Grain bins are synonymous with on-farm grain storage. While many farmers have this storage option available, others are looking for different options like commercial storage at an elevator, or even bagged storage. Let’s take a closer look at off-farm and on-farm storage as we get into the harvest.
Across the US, on-farm storage is quite different. In the Northern corn belt, there are more farmers with large grain bins. As you move to the Southern states, there’s less and less bin storage available. We see that difference in marketing behavior, too – those without on-farm storage are more aggressive in forward selling than their farmer counterparts in the North.
For those without on-farm storage, they have several options. The most common is delayed pricing, or what we often know as DP. The elevator charges a fee to store grain through a specific timeframe, and these fees are all set by each elevator.
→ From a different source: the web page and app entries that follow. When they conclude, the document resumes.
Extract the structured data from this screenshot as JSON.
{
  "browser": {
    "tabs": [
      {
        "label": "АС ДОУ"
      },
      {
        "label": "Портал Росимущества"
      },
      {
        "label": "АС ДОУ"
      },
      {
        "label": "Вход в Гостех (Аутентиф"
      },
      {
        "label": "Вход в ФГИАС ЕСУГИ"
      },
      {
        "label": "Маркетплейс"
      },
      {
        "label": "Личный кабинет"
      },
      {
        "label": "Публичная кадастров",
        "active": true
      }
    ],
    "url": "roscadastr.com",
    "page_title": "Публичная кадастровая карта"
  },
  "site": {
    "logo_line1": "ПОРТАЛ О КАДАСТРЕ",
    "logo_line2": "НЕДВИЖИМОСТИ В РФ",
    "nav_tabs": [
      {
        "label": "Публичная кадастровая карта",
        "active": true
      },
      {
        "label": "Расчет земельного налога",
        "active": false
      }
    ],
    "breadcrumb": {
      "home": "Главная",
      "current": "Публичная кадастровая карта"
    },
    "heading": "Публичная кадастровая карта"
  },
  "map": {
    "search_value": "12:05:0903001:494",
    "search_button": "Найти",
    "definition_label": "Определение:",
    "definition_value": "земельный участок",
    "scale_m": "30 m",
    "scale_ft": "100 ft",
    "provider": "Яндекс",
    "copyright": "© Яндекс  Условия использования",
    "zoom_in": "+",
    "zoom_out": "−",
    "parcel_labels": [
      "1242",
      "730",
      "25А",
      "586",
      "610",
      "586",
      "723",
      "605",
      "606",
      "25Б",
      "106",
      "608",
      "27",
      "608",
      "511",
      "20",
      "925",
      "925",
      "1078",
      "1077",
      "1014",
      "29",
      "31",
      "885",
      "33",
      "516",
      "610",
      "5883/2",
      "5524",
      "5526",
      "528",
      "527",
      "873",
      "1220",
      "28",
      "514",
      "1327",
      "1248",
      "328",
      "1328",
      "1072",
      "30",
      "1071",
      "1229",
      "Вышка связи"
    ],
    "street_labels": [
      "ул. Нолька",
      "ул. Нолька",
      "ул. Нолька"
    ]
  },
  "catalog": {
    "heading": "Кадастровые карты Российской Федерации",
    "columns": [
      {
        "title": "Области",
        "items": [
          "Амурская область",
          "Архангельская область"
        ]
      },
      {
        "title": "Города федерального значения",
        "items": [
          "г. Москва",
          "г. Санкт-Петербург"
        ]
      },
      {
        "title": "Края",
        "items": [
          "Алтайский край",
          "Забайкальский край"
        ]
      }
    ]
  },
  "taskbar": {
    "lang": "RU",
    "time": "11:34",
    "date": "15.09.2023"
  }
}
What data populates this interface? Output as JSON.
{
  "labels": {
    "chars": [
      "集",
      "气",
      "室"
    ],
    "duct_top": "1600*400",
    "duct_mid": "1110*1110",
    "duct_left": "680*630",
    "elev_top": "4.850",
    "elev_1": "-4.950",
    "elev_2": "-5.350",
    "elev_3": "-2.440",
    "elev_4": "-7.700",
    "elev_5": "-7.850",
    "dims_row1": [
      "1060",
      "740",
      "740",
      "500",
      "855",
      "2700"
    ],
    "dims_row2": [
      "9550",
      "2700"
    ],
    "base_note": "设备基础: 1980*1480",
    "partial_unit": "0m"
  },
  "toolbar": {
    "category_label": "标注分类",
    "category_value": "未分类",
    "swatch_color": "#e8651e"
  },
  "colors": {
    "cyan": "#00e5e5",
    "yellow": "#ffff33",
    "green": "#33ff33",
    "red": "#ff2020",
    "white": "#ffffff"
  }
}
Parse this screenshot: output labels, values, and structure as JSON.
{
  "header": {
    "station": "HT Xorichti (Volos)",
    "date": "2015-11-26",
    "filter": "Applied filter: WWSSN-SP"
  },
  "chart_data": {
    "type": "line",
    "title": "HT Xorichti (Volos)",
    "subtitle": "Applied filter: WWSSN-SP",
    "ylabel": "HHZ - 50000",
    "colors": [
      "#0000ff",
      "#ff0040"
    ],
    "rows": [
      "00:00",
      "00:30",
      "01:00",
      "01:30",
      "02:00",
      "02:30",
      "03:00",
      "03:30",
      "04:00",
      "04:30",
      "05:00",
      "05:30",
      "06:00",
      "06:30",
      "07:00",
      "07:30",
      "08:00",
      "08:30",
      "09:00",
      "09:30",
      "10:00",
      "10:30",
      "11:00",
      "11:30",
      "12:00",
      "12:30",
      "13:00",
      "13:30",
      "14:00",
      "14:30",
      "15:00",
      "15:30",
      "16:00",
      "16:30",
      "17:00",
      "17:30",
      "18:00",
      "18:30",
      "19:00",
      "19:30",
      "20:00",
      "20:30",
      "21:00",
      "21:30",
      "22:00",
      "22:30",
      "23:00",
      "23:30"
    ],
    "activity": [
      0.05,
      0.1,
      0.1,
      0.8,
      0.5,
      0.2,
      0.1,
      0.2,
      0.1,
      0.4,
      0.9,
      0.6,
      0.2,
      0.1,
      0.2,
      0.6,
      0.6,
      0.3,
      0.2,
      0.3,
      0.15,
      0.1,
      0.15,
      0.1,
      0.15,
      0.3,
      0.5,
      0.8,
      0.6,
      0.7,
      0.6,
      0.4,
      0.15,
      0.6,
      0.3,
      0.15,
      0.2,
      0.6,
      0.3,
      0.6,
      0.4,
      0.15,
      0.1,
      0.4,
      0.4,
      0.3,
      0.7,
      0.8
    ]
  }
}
Some farmers use a basis contract and spread the basis over the full month during fall hauling to help keep them on the futures side. We also see some farmers taking the straight price from the elevator, but then turning around and buying a futures contract on the board. This works well for farmers who have a good risk tolerance and a bearish bias on the market.
Grain bins have their own ups and downs to consider, too. On-farm storage allows you to keep rolling through the harvest without waiting in delivery lines at the elevator. And if you happen to have a high moisture content, you can dry the grain in the bin without getting docked once you sell. However, we find that sometimes, farmers are using their grain bins as a crutch. If you have on-farm storage, the carry (or the spread between current and futures prices) is what pays for the bin itself. That means, though, that when market prices hit target levels, you must act. Too often, we find farmers with grain in the bin at the end of the summer because they couldn’t pull the trigger earlier in the year – and their paralysis ended up costing them.
If you are considering adding on-farm storage in the near future, make sure it’s a worthwhile investment. Figure out what the total cost will be (including interest if taking out a loan), and what kind of carry needs to be achieved to get the bin paid off. In central Illinois, for example, historic data tells us that the spread is about 28 cents per bushel, so multiply that by average yearly production, and it should be able to pay off the bin in a few years. If it can’t, it may not be worth the investment. Working with an advisor is a great way to find those historic spread figures.
An advisor can also help in identifying hidden costs of on-farm storage. For instance, shrink is a real issue, especially in soybeans. It’s not free to add grain to the bin and then pull it out – we often work with a figure of “5 cents in/5 cents out,” because handling the grain twice means increased shrink, broken kernels and double the trucking. Before making any final decisions on storage plans for the harvest season, be sure to check with your advisory team to get a second opinion and perhaps insights that you may not have considered.